Amazingly enough, long-shot presidential contender Bernie Sanders has raised more money for his campaign than any Republican has in the first half of this year. His team says 250,000 donors have given to the Sanders campaign so far — which goes to show that the Vermont senator has a very broad base of small-donor support.
Yet when the full picture of presidential fundraising is taken into account, this only bolsters Sanders's case that the super wealthy have too much influence on our electoral system. Because when outside groups that can accept huge donations are taken into account, Sanders is getting swamped.
Look at just the campaign fundraising numbers released so far. They place Sanders near the front of the pack, trailing only Hillary Clinton:
Sanders's $15 million haul, while far behind Hillary Clinton's $45 million, easily tops that of most Republican candidates. The only ones who come close to Sanders are Ted Cruz ($14.3 million), Marco Rubio ($12 million), and Jeb Bush ($11.4 million).
Now, there's a huge caveat to Jeb Bush's number there — he didn't actually launch his campaign until mid-June, so his total is just from the 16 days he was in the race. But he is the Republican frontrunner — and Cruz has been running since March, Rubio and Paul since April, and Carson and Huckabee since May. Sanders beat them all.
Yet this is quite revealing of how our campaign finance system currently works, because the rankings dramatically change once allied outside groups that can raise unlimited contributions — Super PACs and "dark money" nonprofits — are added to the candidates' totals:

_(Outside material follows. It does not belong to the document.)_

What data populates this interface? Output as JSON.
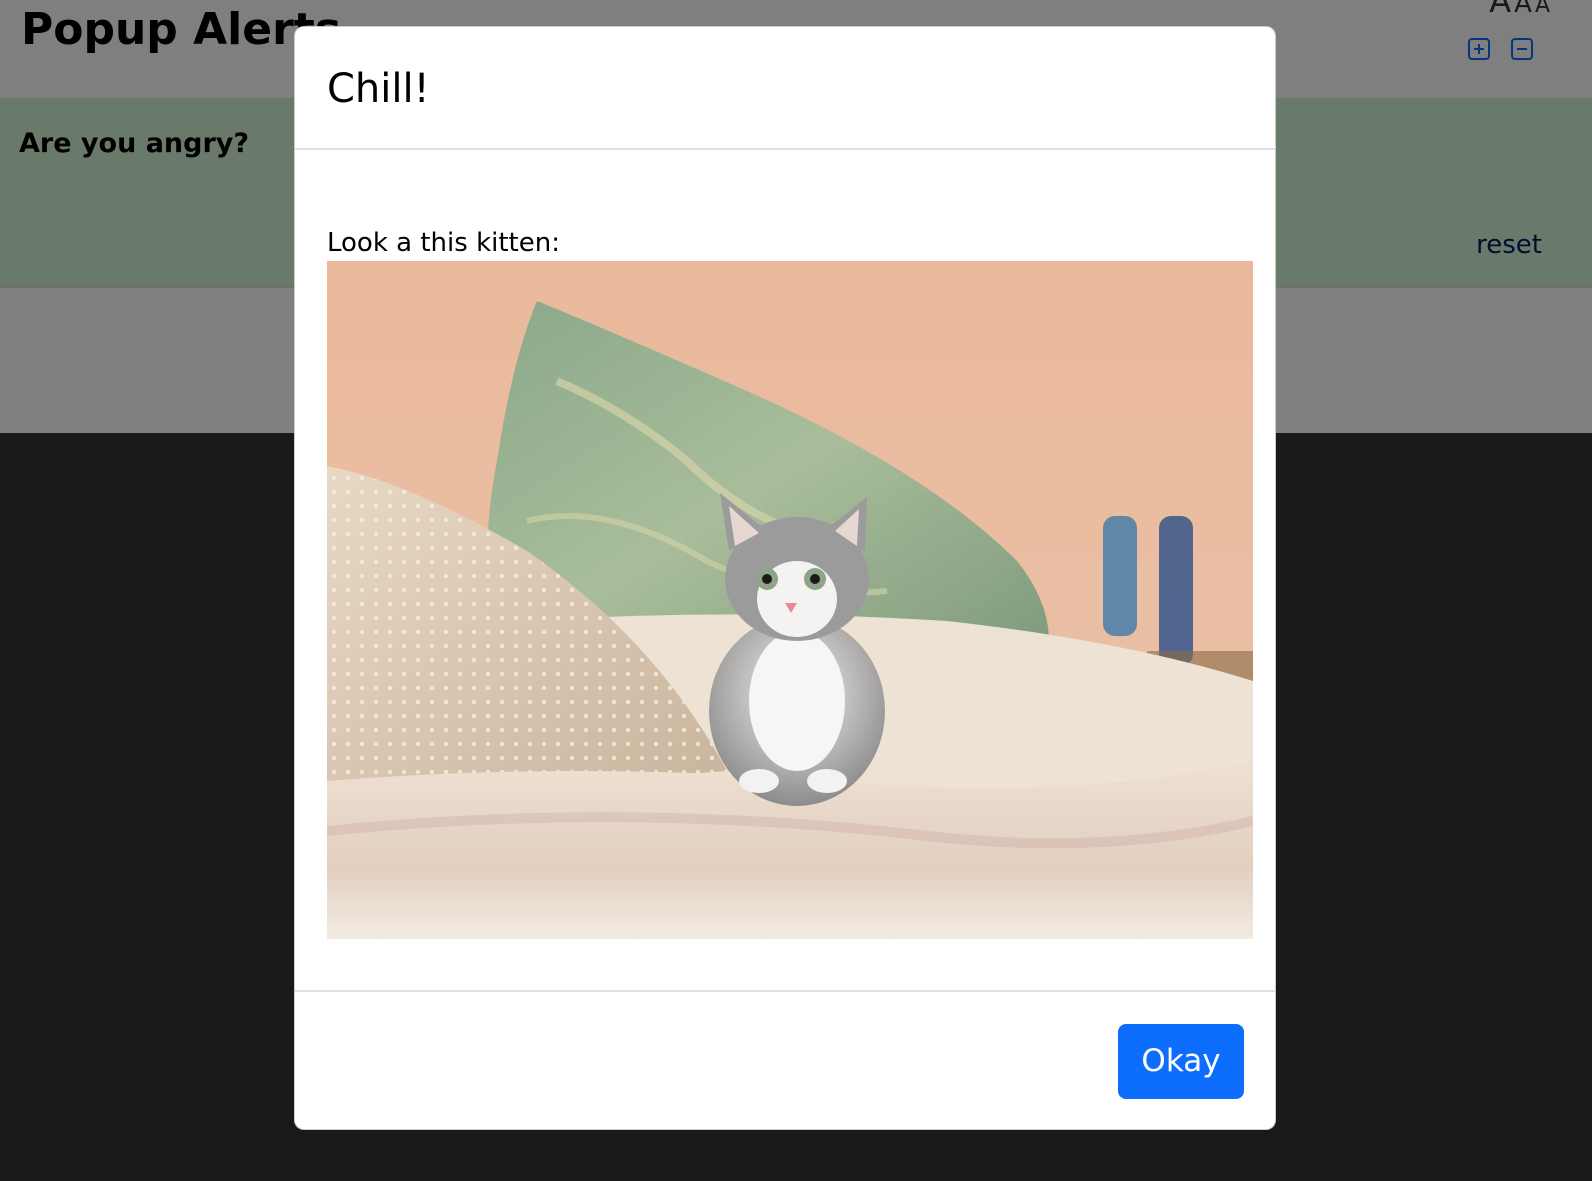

All of a sudden, Bernie's $15 million haul doesn't look particularly impressive. Outside money lets Bush, Cruz, Rubio, and Rick Perry suddenly surpass Sanders, who has foresworn outside groups. (Technically, none of these outside groups are supposed to coordinate with the campaigns they support, but in practice they tend to be run by the candidates' trusted allies, and to know just what to do.) Outside money also lets Clinton widen her lead over Sanders — and spurs her to raise even more, to keep up with her GOP rivals.
The reason for this, of course, is that donors are limited in how much they can give to any particular campaign — they can donate just $2,700 for each of the primary and the general election. So a broad base of small donor support — like the 250,000 donors who have given to Sanders — is necessary to put up big numbers there.
With Super PACs and dark money, the situation is different. Just a few superrich individuals — or even just one — can pour in unlimited amounts in support of their preferred candidate. Take former Texas Gov. Perry, who raised barely over a million for his campaign and is polling quite badly. His outside groups have raised $16.8 million — $6 million of which is from Kelcy Warren, the CEO of Energy Transfer Partners. As Mother Jones's Patrick Caldwell wrote, Perry is on the board of Warren's company, and Warren is the campaign's finance chairman.
None of this will come as a surprise to Bernie Sanders, who has blasted the Supreme Court's Citizens United ruling for years, and has said it "totally corrupted" our political system, saying, "American democracy is not about billionaires being able to buy candidates and elections." Now the issue is surely more pressing and personal to him than ever.